I still have cassettes and vinyl myself. One thing cassettes may be useful for is passing on information / talks / lectures in a politically sensitive environment where censorship is rampant. This was also done in east Germany etc. where certain types of music were illegal during the communist reign. An official cassette could be taped over and something else put on their. Just looking at it wouldn't give it away. This is how the punks bands of the time often traded music when the government was really cracking down on these bands (in East Germany).

Tape is also super durable, and unless it gets eaten by a deck or wiped out with a magnet, really hard to break. Tape for reel to reels is even stronger. As a data storage system tape is also unparalleled really, especially for a lower tech future. Lots of possibiilities

[The Galaksija computer was a craze in 1980s Yugoslavia, inspiring thousands of people to build versions in their own homes. The idea behind them was simple – to make technology available to everyone. Free play was implicitly encouraged: the sharing, collaboration, manipulation, and proliferation of software was built into Galaksija’s very operation.

A computing enthusiast since 1979, Zoran Modli caught wind of Galaksija after the publication of Computers in Your Home. As host and DJ of Ventilator 202—a renowned New Wave radio show on Serbia’s Radio Beograd 202—Modli was something of a minor celebrity in Yugoslavia. Because all the day’s computers, including Galaksija, ran their programs on cassette, Regasek thought Modli might broadcast programs over the airwaves as audio during his show. The idea was that listeners could tape the programs off their receivers as they were broadcast, then load them into their personal machines.]

lathechuck's picture

... program and/or data storage.
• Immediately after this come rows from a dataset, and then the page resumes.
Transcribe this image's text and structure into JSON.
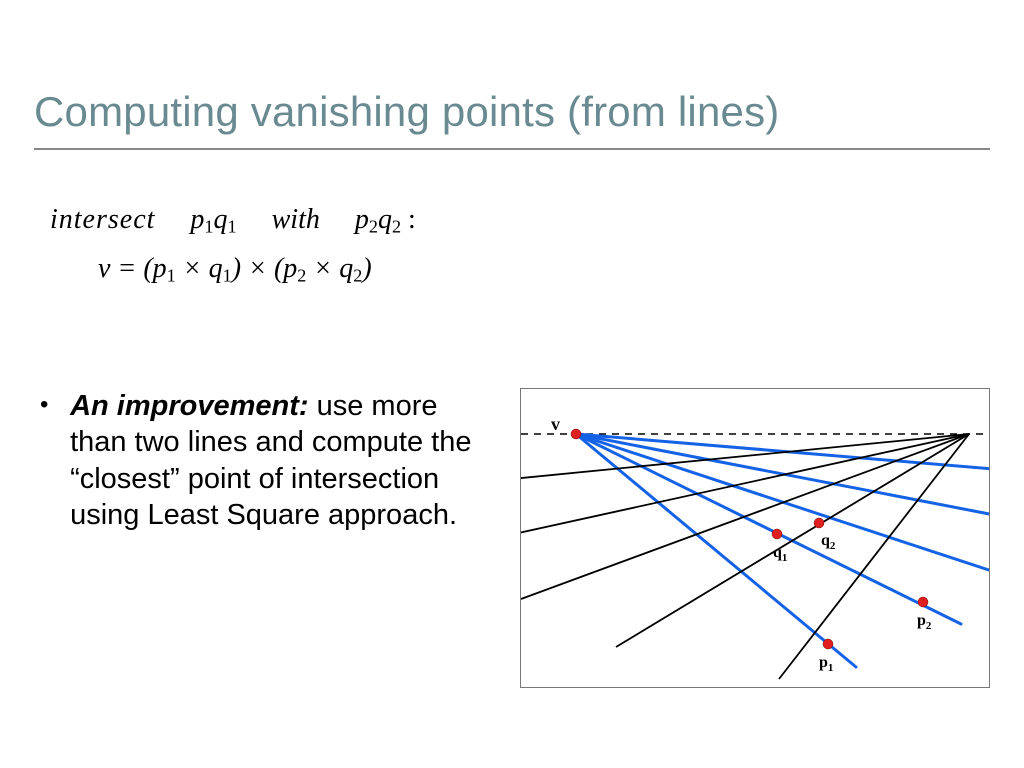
{
  "title": "Computing vanishing points (from lines)",
  "formula": {
    "intersect": "intersect",
    "with": "with",
    "p1q1_p": "p",
    "p1q1_p_sub": "1",
    "p1q1_q": "q",
    "p1q1_q_sub": "1",
    "p2q2_p": "p",
    "p2q2_p_sub": "2",
    "p2q2_q": "q",
    "p2q2_q_sub": "2",
    "colon": " :",
    "row2": "v = (p",
    "row2_s1": "1",
    "row2_b": " × q",
    "row2_s2": "1",
    "row2_c": ") × (p",
    "row2_s3": "2",
    "row2_d": " × q",
    "row2_s4": "2",
    "row2_e": ")"
  },
  "bullet": {
    "dot": "•",
    "lead": "An improvement:",
    "rest": " use more than two lines and compute the “closest” point of intersection using Least Square approach."
  },
  "diagram": {
    "labels": {
      "v": "v",
      "q1": "q",
      "q1s": "1",
      "q2": "q",
      "q2s": "2",
      "p1": "p",
      "p1s": "1",
      "p2": "p",
      "p2s": "2"
    }
  }
}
One day, I tried telling the computer to load a new program, but instead of a program, I gave it an Emerson, Lake, and Palmer concert tape. The screen went wild with gibberish, but it displayed the gibberish in fonts and video effects (reverse, blink) that I had no access to! Somehow, the video controller got some hidden bits set.
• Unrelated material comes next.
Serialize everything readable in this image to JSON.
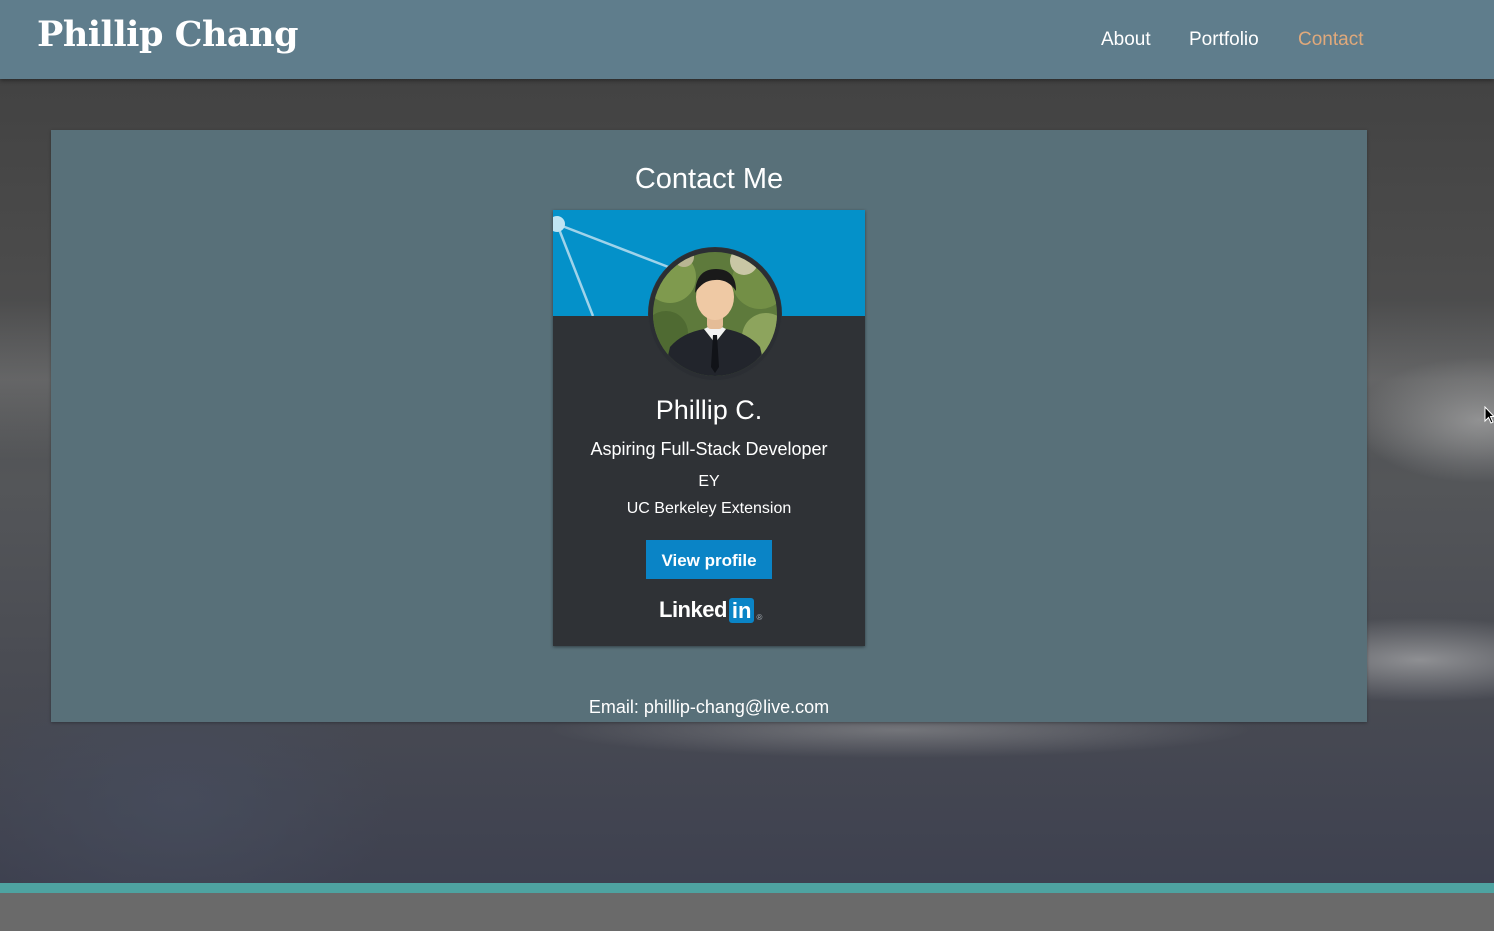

It's hard to imagine what sort of programs would be short enough to transmit over a radio broadcast. You'd be lucky to get 120 bytes per second, and lucky to get 1000 seconds of useful transmission (presumably, in the dead of night) in a day.